Keeping up with Mobile Marketing
Mobile is the new frontier in all things technology, marketing, lifestyle – you name it. Just as they adjusted their marketing style from radio to television some 60 years ago, the smartest advertisers are devising new ways to adapt their message to this platform.
And just like the transition 60 years ago, there are some growing pains in figuring out how to change for the new medium. After all, human behavior with mobile phones is much different than with laptops and desktop computers.
By understanding how these behavioral differences impact search habits and webpage interactions, you can better optimize your site for the fastest-growing contingent of internet activity. So let’s break it down piece by piece.
How are Mobile Searches Different?
- Task oriented
Desktop computers still lend themselves well to in-depth research and involved projects. If someone has to research the Napoleonic Wars or write a business proposal with the aid of online resources, they will do so on a laptop (hopefully with a giant mug of coffee).
But people use their phones for more direct queries requiring quick, problem-solving answers. As on-the-go companions, phones are often relied upon to deliver instant solutions for everything from product searches, stock prices, or game scores. They are even used to resolve factual arguments and to cheat at pub-trivia.
As a response, your mobile site should be able to provide the most essential information as a primary feature. Optimize your mobile SEO for keywords that point to helpful answers and necessary information about your business. For instance, blogs tend to serve long-tail keywords, while broad keywords tend to live on static pages. Strengthen those static pages for your mobile search optimization.
The most unique thing about mobile phones is, well, their mobility. Searchers are therefore influenced much more by their changing environment. They can be prompted to search for nearby restaurants, store hours, local activities, or other environment-sensitive information. It’s good practice to include area-specific keywords for your mobile site so it can compete with a smaller, more relevant group of search terms.
Local SEO is important on all devices, but the ability to show up on someone’s phone when they search for “nearby business X” is incredibly important as these searchers are likely in the last stage of the buying funnel. In other words, they’re looking to buy right now. If you don’t appear on their radar during this 30-minute span of their active hunter-gatherer mode, then you’ve left money and lots of future business on the table.
- Less complex
See if you can tell which search query was from a laptop and which was from a mobile phone:
1) “how to prepare braised pork shoulder with apple cider”
2) “braised pork”
As stated earlier, desktop computers inspire much more involved, research-based inquiries while phones prompt the quick-and-dirty solution or all-inclusive list. Very few are willing to conduct extensive searches on their phones, which are seen as convenient resources for instant information.

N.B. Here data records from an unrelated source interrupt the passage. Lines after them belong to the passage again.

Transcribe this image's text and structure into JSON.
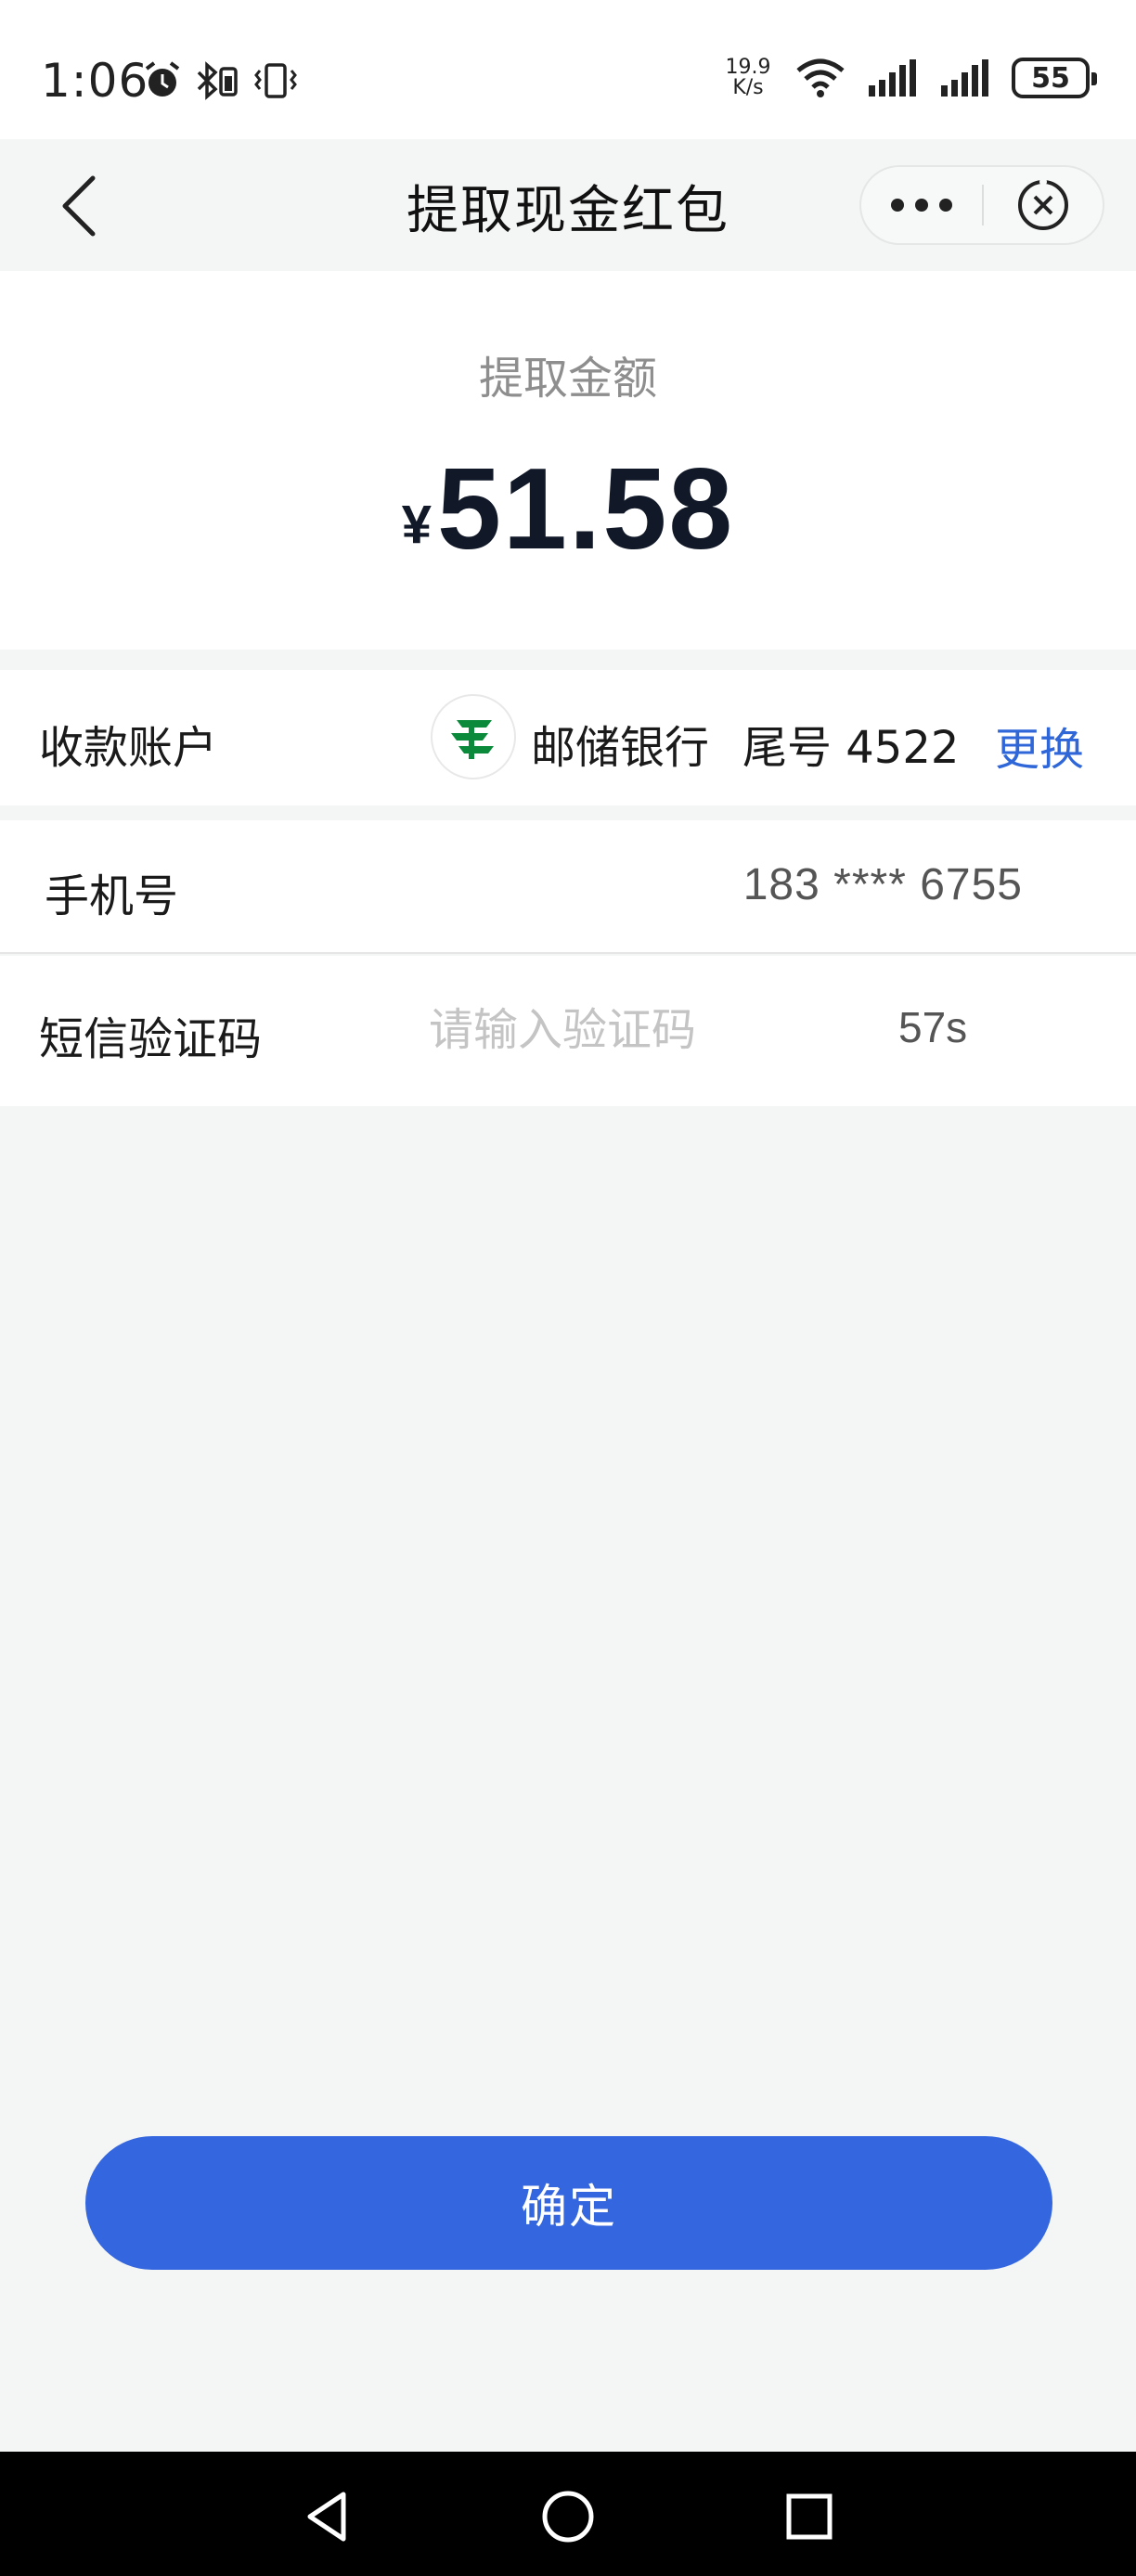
{
  "status_bar": {
    "time": "1:06",
    "net_speed_value": "19.9",
    "net_speed_unit": "K/s",
    "battery": "55",
    "icons": [
      "alarm-icon",
      "bluetooth-icon",
      "vibrate-icon",
      "wifi-icon",
      "signal-icon",
      "signal-icon",
      "battery-icon"
    ]
  },
  "header": {
    "title": "提取现金红包",
    "icons": [
      "back-arrow-icon",
      "more-dots-icon",
      "close-circle-icon"
    ]
  },
  "amount": {
    "label": "提取金额",
    "currency": "¥",
    "value": "51.58"
  },
  "account_row": {
    "label": "收款账户",
    "bank_icon": "postal-savings-bank-logo",
    "bank_name": "邮储银行",
    "tail": "尾号 4522",
    "change_label": "更换"
  },
  "phone_row": {
    "label": "手机号",
    "value": "183 **** 6755"
  },
  "sms_row": {
    "label": "短信验证码",
    "placeholder": "请输入验证码",
    "countdown": "57s"
  },
  "confirm_label": "确定",
  "nav_bar": {
    "icons": [
      "nav-back-icon",
      "nav-home-icon",
      "nav-recents-icon"
    ]
  },
  "colors": {
    "accent": "#3467df",
    "link": "#2f66d8",
    "bank_green": "#0a8a3a",
    "background": "#f4f5f5"
  }
}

Long tail keywords should be reserved for desktop devices while broader (or simpler) terms should be used for mobile SEO. And if you’re worried about your broad keywords not faring as well against the increased competition, you can pair them with geographically specific keywords to shrink the competitive pool while simultaneously taking advantage of mobile’s primary asset.

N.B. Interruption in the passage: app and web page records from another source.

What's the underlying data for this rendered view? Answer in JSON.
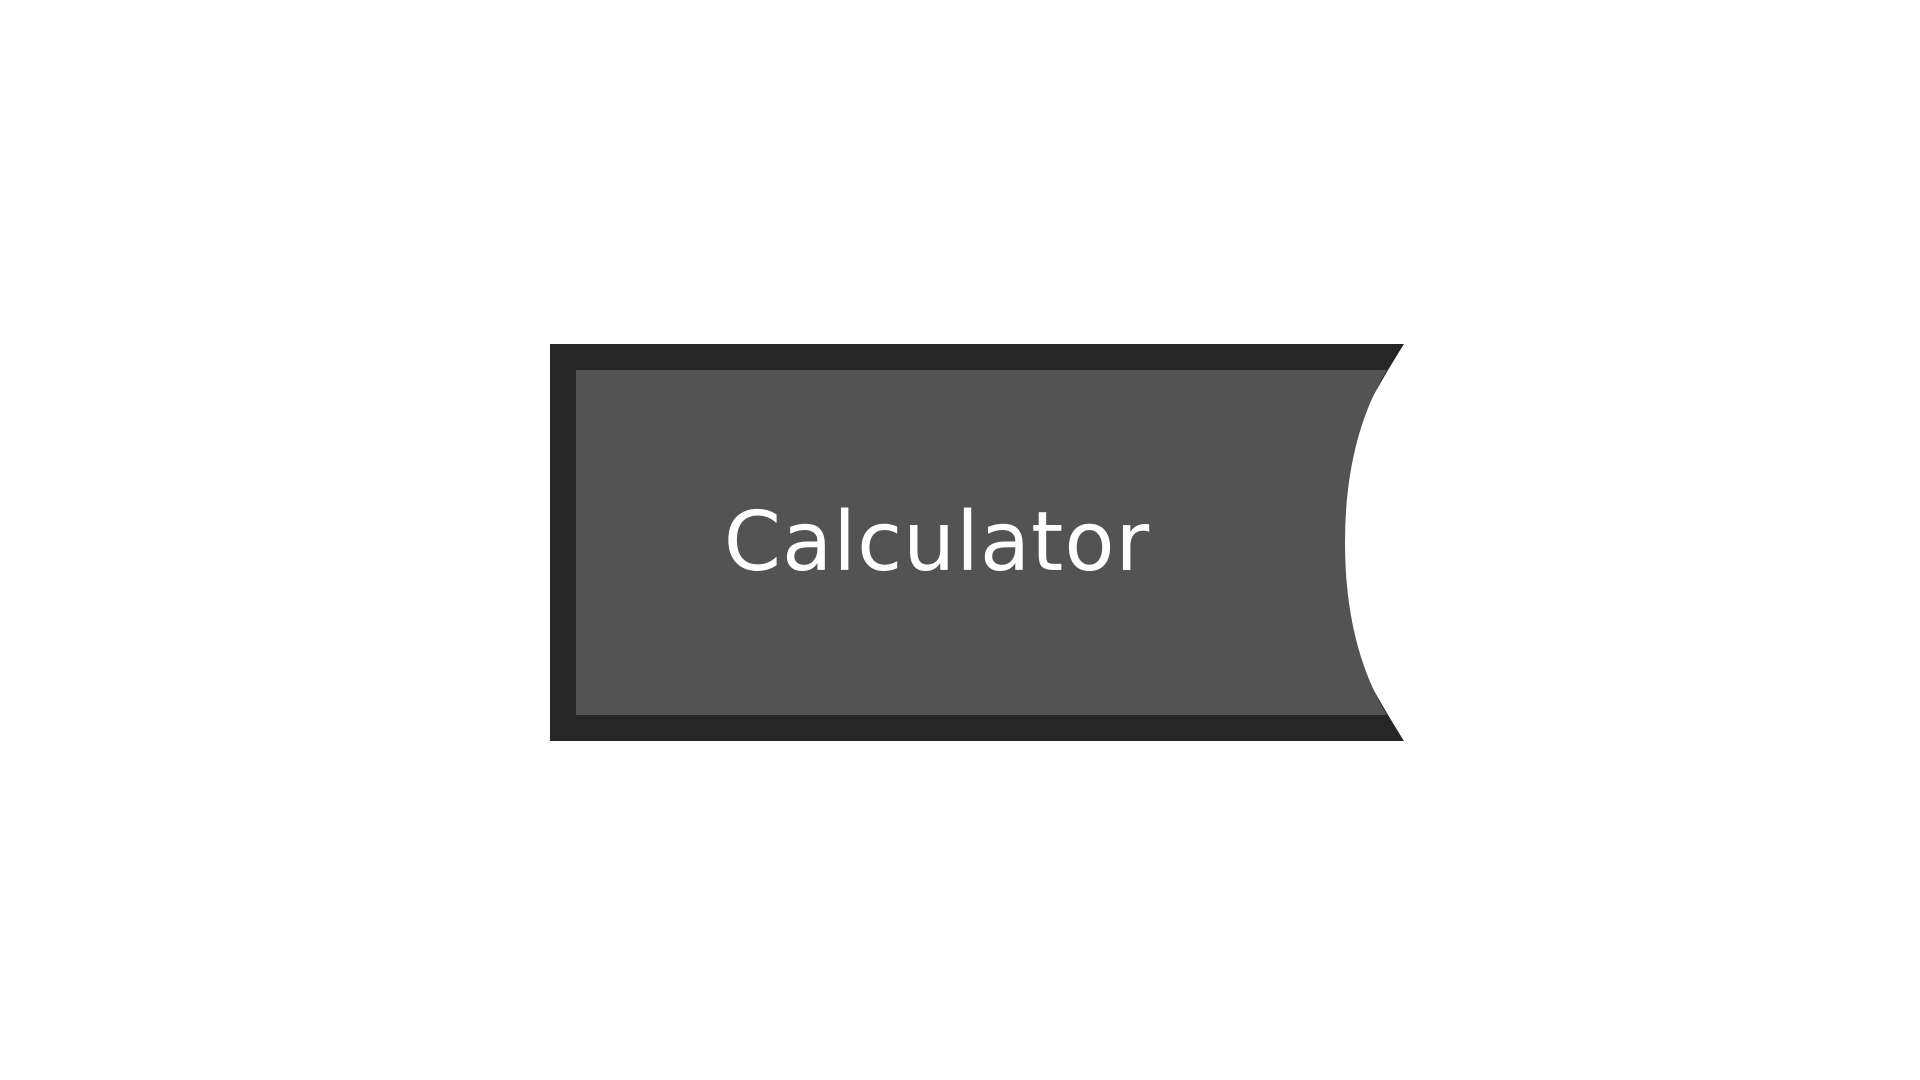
{
  "app_tile": {
    "label": "Calculator",
    "colors": {
      "border": "#262626",
      "fill": "#535353",
      "label": "#ffffff",
      "background": "#ffffff"
    }
  }
}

- Intolerant of obstacles
A mobile searcher is dealing with multi-tasking, a small screen, and a predisposition for instant results. For these reasons, any mobile website that presents an impediment of any kind will be abandoned very quickly. Designing your site to be intuitive, easy-to-use, and simple will help retain your mobile visitors. With such a low tolerance for confusion and obstacles, mobile searchers need a sparse, straightforward interface that is instantly relevant to their query – and if it’s not relevant, a clear path to a page that is.
When optimizing your site for mobile search, the key is to understand how and when people use their phone for the web. Figuring that your existing website and SEO should suffice for a mobile platform will not only limit your business now, but will also doom your business later when mobile becomes the new standard. Shifting your mobile strategy around these variables will help you get a jump on the frontier’s landscape, turning you into an old hand by the time others are scrambling to adjust.